■ **What you need to do**
Look through the material beneath and copy each line with the word "피치스킨".

::::::::::

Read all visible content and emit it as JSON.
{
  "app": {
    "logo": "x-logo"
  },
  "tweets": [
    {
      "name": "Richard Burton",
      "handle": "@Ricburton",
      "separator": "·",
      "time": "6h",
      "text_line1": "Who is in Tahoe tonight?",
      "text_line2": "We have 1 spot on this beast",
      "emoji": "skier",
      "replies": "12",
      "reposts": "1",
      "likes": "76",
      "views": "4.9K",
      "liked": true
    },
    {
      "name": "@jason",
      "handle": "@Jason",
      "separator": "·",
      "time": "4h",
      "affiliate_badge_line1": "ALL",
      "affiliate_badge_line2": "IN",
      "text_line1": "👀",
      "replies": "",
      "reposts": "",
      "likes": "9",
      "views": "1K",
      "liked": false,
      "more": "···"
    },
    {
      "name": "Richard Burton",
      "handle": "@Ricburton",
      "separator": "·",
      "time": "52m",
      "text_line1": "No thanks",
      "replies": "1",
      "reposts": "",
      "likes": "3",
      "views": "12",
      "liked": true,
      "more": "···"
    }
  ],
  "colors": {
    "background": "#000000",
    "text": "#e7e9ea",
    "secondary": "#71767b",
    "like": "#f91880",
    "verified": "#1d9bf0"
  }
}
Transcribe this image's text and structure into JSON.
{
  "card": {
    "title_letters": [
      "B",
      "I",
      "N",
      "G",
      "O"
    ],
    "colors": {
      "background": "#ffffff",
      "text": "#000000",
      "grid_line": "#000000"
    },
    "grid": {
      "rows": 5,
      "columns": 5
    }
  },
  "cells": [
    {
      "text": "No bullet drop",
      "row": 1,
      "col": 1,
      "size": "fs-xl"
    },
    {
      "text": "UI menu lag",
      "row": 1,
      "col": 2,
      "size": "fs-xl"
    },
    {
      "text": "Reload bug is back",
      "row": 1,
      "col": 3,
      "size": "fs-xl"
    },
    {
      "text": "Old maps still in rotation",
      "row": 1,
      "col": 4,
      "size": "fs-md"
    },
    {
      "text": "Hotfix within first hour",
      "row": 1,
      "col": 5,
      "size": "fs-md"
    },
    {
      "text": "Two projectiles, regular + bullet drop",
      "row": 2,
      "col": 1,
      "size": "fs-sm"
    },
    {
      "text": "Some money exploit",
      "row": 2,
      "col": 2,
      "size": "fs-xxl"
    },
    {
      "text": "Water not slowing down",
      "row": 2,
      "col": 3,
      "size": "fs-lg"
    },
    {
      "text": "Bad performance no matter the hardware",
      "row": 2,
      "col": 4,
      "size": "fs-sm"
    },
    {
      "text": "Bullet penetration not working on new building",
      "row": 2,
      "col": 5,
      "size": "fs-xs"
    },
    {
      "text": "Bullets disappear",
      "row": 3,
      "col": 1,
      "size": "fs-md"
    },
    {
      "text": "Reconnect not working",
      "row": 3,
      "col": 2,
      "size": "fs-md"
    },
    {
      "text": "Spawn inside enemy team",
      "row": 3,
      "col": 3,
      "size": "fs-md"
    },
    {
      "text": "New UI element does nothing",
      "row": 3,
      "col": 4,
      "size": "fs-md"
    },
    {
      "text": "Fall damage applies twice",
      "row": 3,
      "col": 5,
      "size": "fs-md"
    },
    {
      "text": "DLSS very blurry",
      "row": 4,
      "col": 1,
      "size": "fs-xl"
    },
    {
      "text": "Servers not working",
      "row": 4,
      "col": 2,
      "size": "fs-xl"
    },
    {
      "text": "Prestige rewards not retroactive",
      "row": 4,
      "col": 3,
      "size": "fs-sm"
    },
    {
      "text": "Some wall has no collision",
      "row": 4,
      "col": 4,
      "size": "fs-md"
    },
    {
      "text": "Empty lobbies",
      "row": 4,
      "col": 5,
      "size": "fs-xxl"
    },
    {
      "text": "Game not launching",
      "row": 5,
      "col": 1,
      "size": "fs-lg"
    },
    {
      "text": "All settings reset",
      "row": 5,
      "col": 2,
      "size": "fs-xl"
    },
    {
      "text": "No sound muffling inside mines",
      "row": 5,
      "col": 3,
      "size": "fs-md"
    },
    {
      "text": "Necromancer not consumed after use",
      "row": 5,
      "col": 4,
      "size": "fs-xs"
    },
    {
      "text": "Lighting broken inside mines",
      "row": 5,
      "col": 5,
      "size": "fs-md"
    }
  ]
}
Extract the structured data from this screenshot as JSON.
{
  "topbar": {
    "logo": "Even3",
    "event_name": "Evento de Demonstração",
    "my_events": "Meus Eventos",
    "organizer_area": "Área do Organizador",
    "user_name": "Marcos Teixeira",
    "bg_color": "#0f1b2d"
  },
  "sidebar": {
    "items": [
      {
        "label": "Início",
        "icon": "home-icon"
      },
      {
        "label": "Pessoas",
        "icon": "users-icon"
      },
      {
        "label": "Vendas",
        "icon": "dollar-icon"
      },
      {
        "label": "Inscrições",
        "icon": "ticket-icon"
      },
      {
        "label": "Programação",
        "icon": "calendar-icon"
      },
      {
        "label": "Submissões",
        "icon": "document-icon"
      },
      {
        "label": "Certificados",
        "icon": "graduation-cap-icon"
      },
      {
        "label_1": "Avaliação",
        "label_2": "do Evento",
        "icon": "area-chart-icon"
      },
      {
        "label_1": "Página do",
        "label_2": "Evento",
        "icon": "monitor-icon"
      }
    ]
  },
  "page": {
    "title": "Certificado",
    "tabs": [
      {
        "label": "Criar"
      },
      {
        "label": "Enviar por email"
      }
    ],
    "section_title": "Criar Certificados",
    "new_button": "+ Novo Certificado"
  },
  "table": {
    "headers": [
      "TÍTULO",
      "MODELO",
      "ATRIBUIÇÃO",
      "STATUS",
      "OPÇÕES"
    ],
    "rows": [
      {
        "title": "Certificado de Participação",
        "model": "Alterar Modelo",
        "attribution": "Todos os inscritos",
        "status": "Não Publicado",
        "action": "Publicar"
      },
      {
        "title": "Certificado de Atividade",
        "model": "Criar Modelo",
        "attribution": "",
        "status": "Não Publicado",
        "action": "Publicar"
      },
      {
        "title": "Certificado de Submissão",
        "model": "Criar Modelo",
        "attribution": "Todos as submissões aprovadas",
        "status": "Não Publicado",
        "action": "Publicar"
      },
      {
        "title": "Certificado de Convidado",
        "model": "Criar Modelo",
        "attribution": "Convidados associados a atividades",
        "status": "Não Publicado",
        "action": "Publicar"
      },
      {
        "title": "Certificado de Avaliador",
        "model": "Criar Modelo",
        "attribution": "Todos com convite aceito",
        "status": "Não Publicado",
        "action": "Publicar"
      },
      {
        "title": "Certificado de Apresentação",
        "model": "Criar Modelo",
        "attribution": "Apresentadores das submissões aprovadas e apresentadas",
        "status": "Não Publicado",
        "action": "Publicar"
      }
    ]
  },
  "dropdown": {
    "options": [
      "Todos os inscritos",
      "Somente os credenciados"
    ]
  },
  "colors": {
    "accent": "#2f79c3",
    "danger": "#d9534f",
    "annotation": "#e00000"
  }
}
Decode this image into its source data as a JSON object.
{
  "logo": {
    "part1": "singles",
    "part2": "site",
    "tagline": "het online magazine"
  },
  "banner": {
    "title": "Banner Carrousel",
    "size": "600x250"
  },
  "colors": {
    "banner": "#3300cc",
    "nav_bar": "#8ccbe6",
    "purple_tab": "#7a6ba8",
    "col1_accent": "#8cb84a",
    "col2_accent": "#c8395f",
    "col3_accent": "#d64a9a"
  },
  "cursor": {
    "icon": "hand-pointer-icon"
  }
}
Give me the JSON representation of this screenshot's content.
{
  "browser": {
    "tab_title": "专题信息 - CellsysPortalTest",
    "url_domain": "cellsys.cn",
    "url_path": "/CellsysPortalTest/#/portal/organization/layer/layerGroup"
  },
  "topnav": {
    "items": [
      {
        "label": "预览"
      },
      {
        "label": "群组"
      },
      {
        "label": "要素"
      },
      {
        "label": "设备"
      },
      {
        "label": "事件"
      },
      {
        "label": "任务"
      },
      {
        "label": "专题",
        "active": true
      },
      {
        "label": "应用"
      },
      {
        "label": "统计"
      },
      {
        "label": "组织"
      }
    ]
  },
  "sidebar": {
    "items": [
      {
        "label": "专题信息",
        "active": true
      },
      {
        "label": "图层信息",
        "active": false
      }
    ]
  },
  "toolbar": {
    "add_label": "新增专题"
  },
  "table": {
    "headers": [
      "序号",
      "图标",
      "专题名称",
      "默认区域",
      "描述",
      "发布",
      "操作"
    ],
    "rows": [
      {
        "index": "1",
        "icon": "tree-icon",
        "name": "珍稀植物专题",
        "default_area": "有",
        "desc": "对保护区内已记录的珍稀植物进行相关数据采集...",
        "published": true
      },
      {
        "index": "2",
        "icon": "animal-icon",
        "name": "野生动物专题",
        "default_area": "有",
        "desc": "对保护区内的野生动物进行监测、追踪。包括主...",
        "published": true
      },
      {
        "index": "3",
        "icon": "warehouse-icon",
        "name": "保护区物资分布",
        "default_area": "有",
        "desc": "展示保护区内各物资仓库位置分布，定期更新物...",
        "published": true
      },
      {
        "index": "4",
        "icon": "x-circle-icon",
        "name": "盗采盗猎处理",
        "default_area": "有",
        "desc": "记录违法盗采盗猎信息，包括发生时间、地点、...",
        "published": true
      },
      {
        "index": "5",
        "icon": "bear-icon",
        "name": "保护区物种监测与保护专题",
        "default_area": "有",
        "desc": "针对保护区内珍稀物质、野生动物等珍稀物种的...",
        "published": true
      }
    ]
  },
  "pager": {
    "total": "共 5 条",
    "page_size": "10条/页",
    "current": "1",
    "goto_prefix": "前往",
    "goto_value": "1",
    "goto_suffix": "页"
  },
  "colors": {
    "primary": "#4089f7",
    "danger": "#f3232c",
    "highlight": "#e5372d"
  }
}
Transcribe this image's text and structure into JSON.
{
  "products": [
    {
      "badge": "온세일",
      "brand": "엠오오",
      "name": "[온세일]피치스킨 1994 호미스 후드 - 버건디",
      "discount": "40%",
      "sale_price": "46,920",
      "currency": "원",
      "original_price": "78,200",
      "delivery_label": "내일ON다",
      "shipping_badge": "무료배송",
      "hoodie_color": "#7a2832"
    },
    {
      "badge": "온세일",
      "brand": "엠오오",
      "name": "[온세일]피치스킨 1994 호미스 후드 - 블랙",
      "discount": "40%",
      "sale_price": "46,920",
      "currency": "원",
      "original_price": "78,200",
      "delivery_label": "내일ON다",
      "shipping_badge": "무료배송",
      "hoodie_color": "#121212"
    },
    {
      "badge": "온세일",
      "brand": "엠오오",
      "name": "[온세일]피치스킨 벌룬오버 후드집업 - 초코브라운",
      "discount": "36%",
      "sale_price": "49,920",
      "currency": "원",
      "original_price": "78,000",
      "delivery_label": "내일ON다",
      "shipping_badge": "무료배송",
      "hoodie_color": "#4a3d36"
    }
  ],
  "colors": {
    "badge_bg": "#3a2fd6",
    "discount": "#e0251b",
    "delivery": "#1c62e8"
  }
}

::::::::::

■ **Task result**
      "name": "[온세일]피치스킨 1994 호미스 후드 - 버건디",
      "name": "[온세일]피치스킨 1994 호미스 후드 - 블랙",
      "name": "[온세일]피치스킨 벌룬오버 후드집업 - 초코브라운",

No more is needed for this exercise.